Source data START
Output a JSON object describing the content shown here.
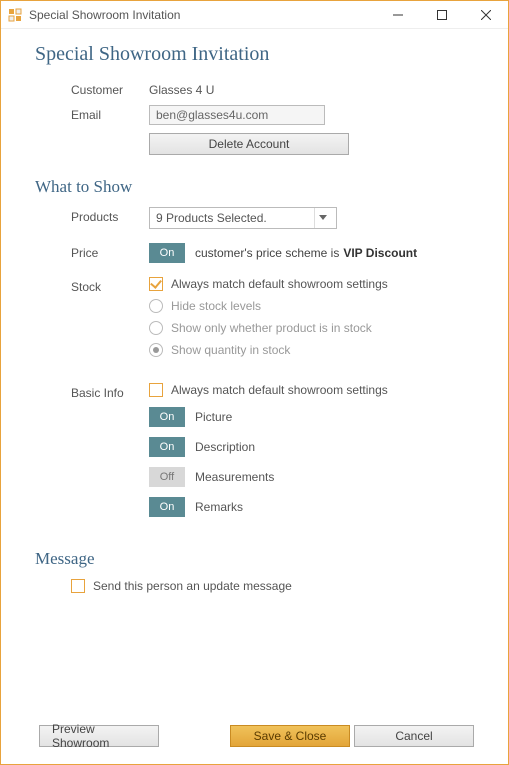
{
  "window": {
    "title": "Special Showroom Invitation",
    "min_icon": "minimize",
    "max_icon": "maximize",
    "close_icon": "close"
  },
  "page": {
    "title": "Special Showroom Invitation"
  },
  "customer": {
    "label": "Customer",
    "value": "Glasses 4 U"
  },
  "email": {
    "label": "Email",
    "value": "ben@glasses4u.com"
  },
  "delete_account_label": "Delete Account",
  "sections": {
    "what_to_show": "What to Show",
    "message": "Message"
  },
  "products": {
    "label": "Products",
    "selected_text": "9 Products Selected."
  },
  "price": {
    "label": "Price",
    "toggle": "On",
    "text_before": "customer's price scheme is ",
    "scheme": "VIP Discount"
  },
  "stock": {
    "label": "Stock",
    "always_match": "Always match default showroom settings",
    "options": {
      "hide": "Hide stock levels",
      "in_stock_only": "Show only whether product is in stock",
      "quantity": "Show quantity in stock"
    }
  },
  "basic_info": {
    "label": "Basic Info",
    "always_match": "Always match default showroom settings",
    "picture": {
      "toggle": "On",
      "label": "Picture"
    },
    "description": {
      "toggle": "On",
      "label": "Description"
    },
    "measurements": {
      "toggle": "Off",
      "label": "Measurements"
    },
    "remarks": {
      "toggle": "On",
      "label": "Remarks"
    }
  },
  "message": {
    "send_update": "Send this person an update message"
  },
  "footer": {
    "preview": "Preview Showroom",
    "save": "Save & Close",
    "cancel": "Cancel"
  }
}
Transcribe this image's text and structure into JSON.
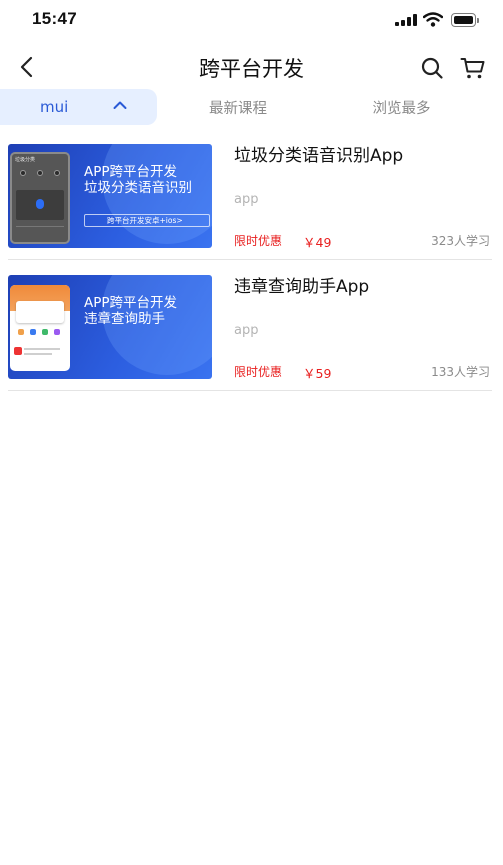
{
  "status_bar": {
    "time": "15:47"
  },
  "header": {
    "title": "跨平台开发",
    "back_icon": "chevron-left-icon",
    "search_icon": "search-icon",
    "cart_icon": "cart-icon"
  },
  "tabs": [
    {
      "label": "mui",
      "active": true,
      "icon": "chevron-up-icon"
    },
    {
      "label": "最新课程",
      "active": false
    },
    {
      "label": "浏览最多",
      "active": false
    }
  ],
  "colors": {
    "accent": "#2a5ad6",
    "tab_active_bg": "#e6efff",
    "price": "#e82020",
    "muted": "#8a8a8a",
    "thumb_blue": "#2c5ee0"
  },
  "courses": [
    {
      "title": "垃圾分类语音识别App",
      "tag": "app",
      "promo_label": "限时优惠",
      "price": "￥49",
      "learners": "323人学习",
      "thumb": {
        "headline_1": "APP跨平台开发",
        "headline_2": "垃圾分类语音识别",
        "strip": "跨平台开发安卓+ios>"
      }
    },
    {
      "title": "违章查询助手App",
      "tag": "app",
      "promo_label": "限时优惠",
      "price": "￥59",
      "learners": "133人学习",
      "thumb": {
        "headline_1": "APP跨平台开发",
        "headline_2": "违章查询助手"
      }
    }
  ]
}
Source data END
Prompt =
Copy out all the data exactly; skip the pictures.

Task result =
Output a JSON object describing the content shown here.
{
  "window": {
    "title": "Special Showroom Invitation",
    "min_icon": "minimize",
    "max_icon": "maximize",
    "close_icon": "close"
  },
  "page": {
    "title": "Special Showroom Invitation"
  },
  "customer": {
    "label": "Customer",
    "value": "Glasses 4 U"
  },
  "email": {
    "label": "Email",
    "value": "ben@glasses4u.com"
  },
  "delete_account_label": "Delete Account",
  "sections": {
    "what_to_show": "What to Show",
    "message": "Message"
  },
  "products": {
    "label": "Products",
    "selected_text": "9 Products Selected."
  },
  "price": {
    "label": "Price",
    "toggle": "On",
    "text_before": "customer's price scheme is ",
    "scheme": "VIP Discount"
  },
  "stock": {
    "label": "Stock",
    "always_match": "Always match default showroom settings",
    "options": {
      "hide": "Hide stock levels",
      "in_stock_only": "Show only whether product is in stock",
      "quantity": "Show quantity in stock"
    }
  },
  "basic_info": {
    "label": "Basic Info",
    "always_match": "Always match default showroom settings",
    "picture": {
      "toggle": "On",
      "label": "Picture"
    },
    "description": {
      "toggle": "On",
      "label": "Description"
    },
    "measurements": {
      "toggle": "Off",
      "label": "Measurements"
    },
    "remarks": {
      "toggle": "On",
      "label": "Remarks"
    }
  },
  "message": {
    "send_update": "Send this person an update message"
  },
  "footer": {
    "preview": "Preview Showroom",
    "save": "Save & Close",
    "cancel": "Cancel"
  }
}
Transcribe this image's text and structure into JSON.
{
  "status_bar": {
    "time": "15:47"
  },
  "header": {
    "title": "跨平台开发",
    "back_icon": "chevron-left-icon",
    "search_icon": "search-icon",
    "cart_icon": "cart-icon"
  },
  "tabs": [
    {
      "label": "mui",
      "active": true,
      "icon": "chevron-up-icon"
    },
    {
      "label": "最新课程",
      "active": false
    },
    {
      "label": "浏览最多",
      "active": false
    }
  ],
  "colors": {
    "accent": "#2a5ad6",
    "tab_active_bg": "#e6efff",
    "price": "#e82020",
    "muted": "#8a8a8a",
    "thumb_blue": "#2c5ee0"
  },
  "courses": [
    {
      "title": "垃圾分类语音识别App",
      "tag": "app",
      "promo_label": "限时优惠",
      "price": "￥49",
      "learners": "323人学习",
      "thumb": {
        "headline_1": "APP跨平台开发",
        "headline_2": "垃圾分类语音识别",
        "strip": "跨平台开发安卓+ios>"
      }
    },
    {
      "title": "违章查询助手App",
      "tag": "app",
      "promo_label": "限时优惠",
      "price": "￥59",
      "learners": "133人学习",
      "thumb": {
        "headline_1": "APP跨平台开发",
        "headline_2": "违章查询助手"
      }
    }
  ]
}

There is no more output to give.